Skifield project tipped to bring $1b to Canty
A $500 million development at Porters Heights skifield, including a controversial expansion into Crystal Valley, has been given the go-ahead.
The Craigieburn Range skifield project would take at least 10 years to complete and would result in more than $1 billion of economic benefit to the Canterbury region over that time, an economist estimated.
If it gets through the final appeals process, the expansion will lead to further development of the skifield village, and infrastructure additions to Crystal Valley for skiing.
By the winter of 2015 the shareholders plan to put in $60m to develop chairlifts and a gondola lift at the new field.
A further $100m would be spent developing the village property, Porters Ski Area Ltd shareholder Simon Harvey said.
Over a longer period Porters will include a 3400-bed alpine village with a hotel and individual chalets, new skilifts and tows, and a hot pools complex.
Summer hiking and biking activities would also be available.
Commissioners appointed by Environment Canterbury and the Selwyn District Council to consider the plan change and resource consent applications released their decision yesterday.
The resource consents decision is subject to a 15-working-day appeal period and the plan change is subject to a 40-working-day appeal period.
Christchurch-based Green Party list MP Eugenie Sage, who made a submission against the development, said it was a disappointing decision.
Nevertheless, the commissioners had done a thorough job and had made some changes that would alleviate the environmental impact on the area.
"For example, they have put some controls on night-time lighting, they've got controls on aircraft activity – limiting the number of helicopter trips," Sage said.
She did not plan to appeal the decision, which would be a costly process.
The project is being developed by Harvey (a Sydneysider) and four Russian investors – Yuri Koropachinskiy, of Moscow, and Oleg Kirillov, Yury Zelvenskiy and Vladimir Uchitll, all of Siberia.
The Overseas Investment Office-approved investors, who have visited the area and already poured in $10m, say it will bring thousands of tourists to the mountain and Canterbury, and hundreds of jobs to the region.
The Selwyn council private plan change (known as PC25) will rezone 616 hectares of rural high country, including Crystal Valley, into a special "sub zone" that allows skiing and development.
The zone sets aside 21ha for a mountain village, 34ha for wastewater and treatment disposal and the rest for skiing.

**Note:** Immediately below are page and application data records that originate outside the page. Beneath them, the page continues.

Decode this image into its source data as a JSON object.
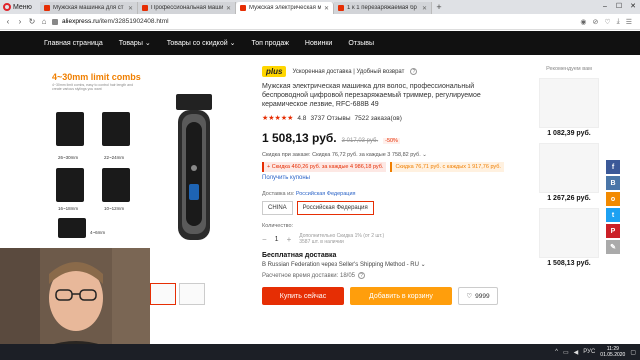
{
  "browser": {
    "menu_label": "Меню",
    "tabs": [
      {
        "title": "Мужская машинка для ст",
        "active": false
      },
      {
        "title": "Профессиональная маши",
        "active": false
      },
      {
        "title": "Мужская электрическая м",
        "active": true
      },
      {
        "title": "1 к 1 перезаряжаемая бр",
        "active": false
      }
    ],
    "url_host": "aliexpress.ru",
    "url_path": "/item/32851902408.html"
  },
  "nav": {
    "items": [
      "Главная страница",
      "Товары",
      "Товары со скидкой",
      "Топ продаж",
      "Новинки",
      "Отзывы"
    ]
  },
  "gallery": {
    "combs_title": "4~30mm limit combs",
    "combs_sub": "4~30mm limit combs, easy to control hair length and create various stylings you want",
    "labels": [
      "26~30mm",
      "22~24mm",
      "16~18mm",
      "10~12mm",
      "4~6mm",
      "",
      "",
      ""
    ]
  },
  "product": {
    "plus_badge": "plus",
    "plus_text": "Ускоренная доставка | Удобный возврат",
    "title": "Мужская электрическая машинка для волос, профессиональный беспроводной цифровой перезаряжаемый триммер, регулируемое керамическое лезвие, RFC-688B 49",
    "rating": "4.8",
    "reviews": "3737 Отзывы",
    "orders": "7522 заказа(ов)",
    "price": "1 508,13 руб.",
    "old_price": "3 017,03 руб.",
    "discount": "-50%",
    "order_discount": "Скидка при заказе: Скидка 76,72 руб. за каждые 3 758,82 руб.",
    "coupon1": "+ Скидка 460,26 руб. за каждые 4 986,18 руб.",
    "coupon2": "Скидка 76,71 руб. с каждых 1 917,76 руб.",
    "get_coupons": "Получить купоны",
    "ship_from_label": "Доставка из:",
    "ship_from_value": "Российская Федерация",
    "options": [
      "CHINA",
      "Российская Федерация"
    ],
    "qty_label": "Количество:",
    "qty_value": "1",
    "qty_note_1": "Дополнительно Скидка 1% (от 2 шт.)",
    "qty_note_2": "3587 шт. в наличии",
    "free_shipping": "Бесплатная доставка",
    "shipping_line": "В Russian Federation через Seller's Shipping Method - RU",
    "eta": "Расчетное время доставки: 18/05",
    "buy_now": "Купить сейчас",
    "add_to_cart": "Добавить в корзину",
    "wishlist_count": "9999"
  },
  "recommended": {
    "title": "Рекомендуем вам",
    "prices": [
      "1 082,39 руб.",
      "1 267,26 руб.",
      "1 508,13 руб."
    ]
  },
  "social": [
    "f",
    "vk",
    "ok",
    "tw",
    "p"
  ],
  "taskbar": {
    "time": "11:29",
    "date": "01.05.2020"
  }
}
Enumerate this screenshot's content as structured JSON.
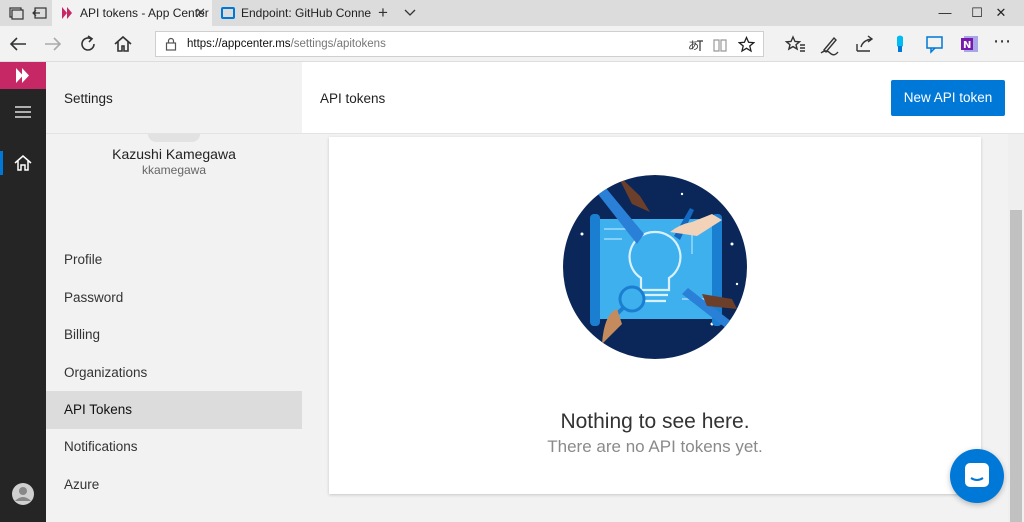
{
  "browser": {
    "tabs": [
      {
        "title": "API tokens - App Center",
        "active": true
      },
      {
        "title": "Endpoint: GitHub Connectio",
        "active": false
      }
    ],
    "address": {
      "host": "https://appcenter.ms",
      "path": "/settings/apitokens"
    }
  },
  "sidebar": {
    "header": "Settings",
    "user": {
      "name": "Kazushi Kamegawa",
      "handle": "kkamegawa"
    },
    "items": [
      {
        "label": "Profile"
      },
      {
        "label": "Password"
      },
      {
        "label": "Billing"
      },
      {
        "label": "Organizations"
      },
      {
        "label": "API Tokens",
        "selected": true
      },
      {
        "label": "Notifications"
      },
      {
        "label": "Azure"
      }
    ]
  },
  "main": {
    "title": "API tokens",
    "new_button": "New API token",
    "empty_title": "Nothing to see here.",
    "empty_subtitle": "There are no API tokens yet."
  },
  "colors": {
    "accent": "#0078d7",
    "brand": "#c52865",
    "rail": "#252525"
  },
  "icons": [
    "tab-manager-icon",
    "back-tabs-icon",
    "close-icon",
    "new-tab-icon",
    "chevron-down-icon",
    "minimize-icon",
    "maximize-icon",
    "back-icon",
    "forward-icon",
    "refresh-icon",
    "home-icon",
    "lock-icon",
    "translate-icon",
    "reading-view-icon",
    "star-icon",
    "favorites-icon",
    "pen-icon",
    "share-icon",
    "extension-icon",
    "feedback-icon",
    "onenote-icon",
    "more-icon",
    "app-center-logo",
    "hamburger-icon",
    "user-icon",
    "chat-icon"
  ]
}
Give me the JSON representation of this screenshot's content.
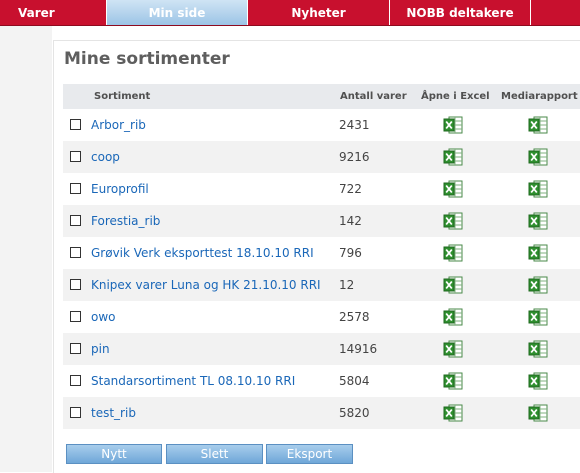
{
  "nav": {
    "tabs": [
      {
        "label": "Varer"
      },
      {
        "label": "Min side"
      },
      {
        "label": "Nyheter"
      },
      {
        "label": "NOBB deltakere"
      }
    ]
  },
  "main": {
    "title": "Mine sortimenter",
    "columns": {
      "sortiment": "Sortiment",
      "antall": "Antall varer",
      "excel": "Åpne i Excel",
      "media": "Mediarapport"
    },
    "rows": [
      {
        "name": "Arbor_rib",
        "count": "2431"
      },
      {
        "name": "coop",
        "count": "9216"
      },
      {
        "name": "Europrofil",
        "count": "722"
      },
      {
        "name": "Forestia_rib",
        "count": "142"
      },
      {
        "name": "Grøvik Verk eksporttest 18.10.10 RRI",
        "count": "796"
      },
      {
        "name": "Knipex varer Luna og HK 21.10.10 RRI",
        "count": "12"
      },
      {
        "name": "owo",
        "count": "2578"
      },
      {
        "name": "pin",
        "count": "14916"
      },
      {
        "name": "Standarsortiment TL 08.10.10 RRI",
        "count": "5804"
      },
      {
        "name": "test_rib",
        "count": "5820"
      }
    ],
    "buttons": {
      "new": "Nytt",
      "delete": "Slett",
      "export": "Eksport"
    }
  },
  "colors": {
    "nav_bg": "#c8102e",
    "link": "#1a67b8",
    "excel_green": "#2f8f2f"
  },
  "icons": {
    "excel": "excel-icon"
  }
}
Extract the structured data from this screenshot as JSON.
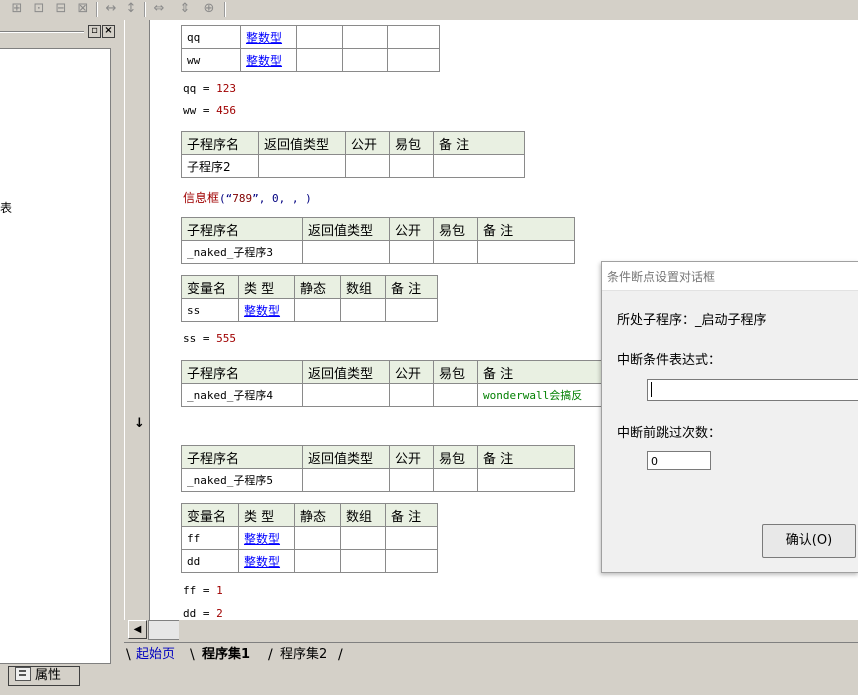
{
  "toolbar": {
    "icons": [
      "grid-icon",
      "table-icon",
      "table-alt-icon",
      "table-split-icon",
      "col-width-icon",
      "row-height-icon",
      "fit-width-icon",
      "fit-height-icon",
      "fit-all-icon"
    ]
  },
  "left_panel": {
    "snippet_text": "表",
    "properties_tab_label": "属性"
  },
  "editor": {
    "var_table_1": [
      {
        "name": "qq",
        "type": "整数型"
      },
      {
        "name": "ww",
        "type": "整数型"
      }
    ],
    "line_qq": {
      "var": "qq",
      "op": "=",
      "value": "123"
    },
    "line_ww": {
      "var": "ww",
      "op": "=",
      "value": "456"
    },
    "sub2_header": [
      "子程序名",
      "返回值类型",
      "公开",
      "易包",
      "备 注"
    ],
    "sub2_name": "子程序2",
    "msgbox_line": {
      "fn": "信息框",
      "open": "(“",
      "str": "789",
      "close_str": "”",
      "args": ", 0, , )"
    },
    "sub3_header": [
      "子程序名",
      "返回值类型",
      "公开",
      "易包",
      "备 注"
    ],
    "sub3_name": "_naked_子程序3",
    "vars3_header": [
      "变量名",
      "类 型",
      "静态",
      "数组",
      "备 注"
    ],
    "vars3_rows": [
      {
        "name": "ss",
        "type": "整数型"
      }
    ],
    "line_ss": {
      "var": "ss",
      "op": "=",
      "value": "555"
    },
    "sub4_header": [
      "子程序名",
      "返回值类型",
      "公开",
      "易包",
      "备 注"
    ],
    "sub4_name": "_naked_子程序4",
    "sub4_note": "wonderwall会搞反",
    "sub5_header": [
      "子程序名",
      "返回值类型",
      "公开",
      "易包",
      "备 注"
    ],
    "sub5_name": "_naked_子程序5",
    "vars5_header": [
      "变量名",
      "类 型",
      "静态",
      "数组",
      "备 注"
    ],
    "vars5_rows": [
      {
        "name": "ff",
        "type": "整数型"
      },
      {
        "name": "dd",
        "type": "整数型"
      }
    ],
    "line_ff": {
      "var": "ff",
      "op": "=",
      "value": "1"
    },
    "line_dd": {
      "var": "dd",
      "op": "=",
      "value": "2"
    }
  },
  "tabs": [
    {
      "label": "起始页"
    },
    {
      "label": "程序集1"
    },
    {
      "label": "程序集2"
    }
  ],
  "dialog": {
    "title": "条件断点设置对话框",
    "current_sub_label": "所处子程序：_启动子程序",
    "condition_label": "中断条件表达式：",
    "condition_value": "",
    "skip_label": "中断前跳过次数：",
    "skip_value": "0",
    "ok_button": "确认(O)"
  },
  "colors": {
    "header_bg": "#e9f0e2",
    "type_link": "#0000ff",
    "number": "#a00000",
    "note_green": "#008000"
  }
}
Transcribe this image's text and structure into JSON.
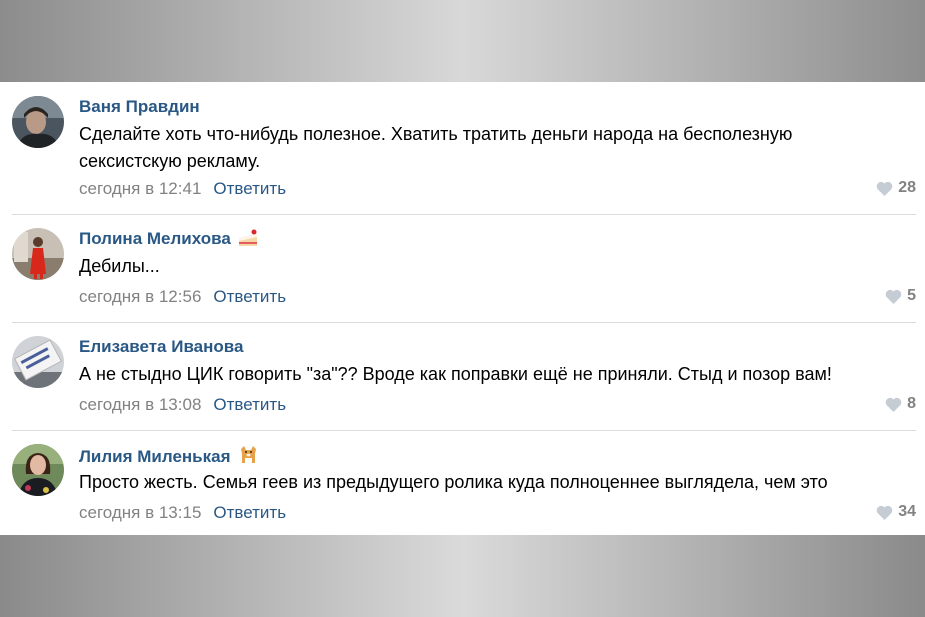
{
  "comments": [
    {
      "author": "Ваня Правдин",
      "text": "Сделайте хоть что-нибудь полезное. Хватить тратить деньги народа на бесполезную сексистскую рекламу.",
      "time": "сегодня в 12:41",
      "reply_label": "Ответить",
      "likes": "28",
      "avatar_icon": "person-photo-avatar"
    },
    {
      "author": "Полина Мелихова",
      "badge_icon": "cake-icon",
      "text": "Дебилы...",
      "time": "сегодня в 12:56",
      "reply_label": "Ответить",
      "likes": "5",
      "avatar_icon": "person-photo-avatar"
    },
    {
      "author": "Елизавета Иванова",
      "text": "А не стыдно ЦИК говорить \"за\"?? Вроде как поправки ещё не приняли. Стыд и позор вам!",
      "time": "сегодня в 13:08",
      "reply_label": "Ответить",
      "likes": "8",
      "avatar_icon": "sign-photo-avatar"
    },
    {
      "author": "Лилия Миленькая",
      "badge_icon": "dog-icon",
      "text": "Просто жесть. Семья геев из предыдущего ролика куда полноценнее выглядела, чем это",
      "time": "сегодня в 13:15",
      "reply_label": "Ответить",
      "likes": "34",
      "avatar_icon": "person-photo-avatar"
    }
  ],
  "colors": {
    "author": "#2a5885",
    "link": "#2a5885",
    "meta": "#828282",
    "divider": "#dcdcdc"
  }
}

The commissioners – Sharon McGarry, Denis Nugent and Greg Ryder – said that by incorporating amendments to PC25 they were satisfied potential adverse environmental effects would be adequately avoided, remedied or mitigated.
Harvey said that after five years of "hard slog" and hurdles, the decision meant proper work is likely to be able to start after this year's ski season.
In terms of the longer term $500m "demand-driven" development, an extra capital raising via potential private equity partners would be explored.
Porters director of development Michael Sleigh said the commissioners had asked for some amendments to the plan change but these mainly involved the company providing more information on the new Crystal Valley ski trails, and how the company would mitigate any environmental impact from these.
"At full capacity it could cope with 300,000 skiers over a season, which would be like Coronet Peak," Sleigh said.
Economist Geoff Butcher said that by the time the field was fully developed, the wider economic benefit to the region would be $92m a year with 730 fulltime equivalent jobs created.
In the peak winter period the Porters field employed about 50 staff but with the development of the village and Crystal Valley that seasonal number would jump to 500 by 2015, he said.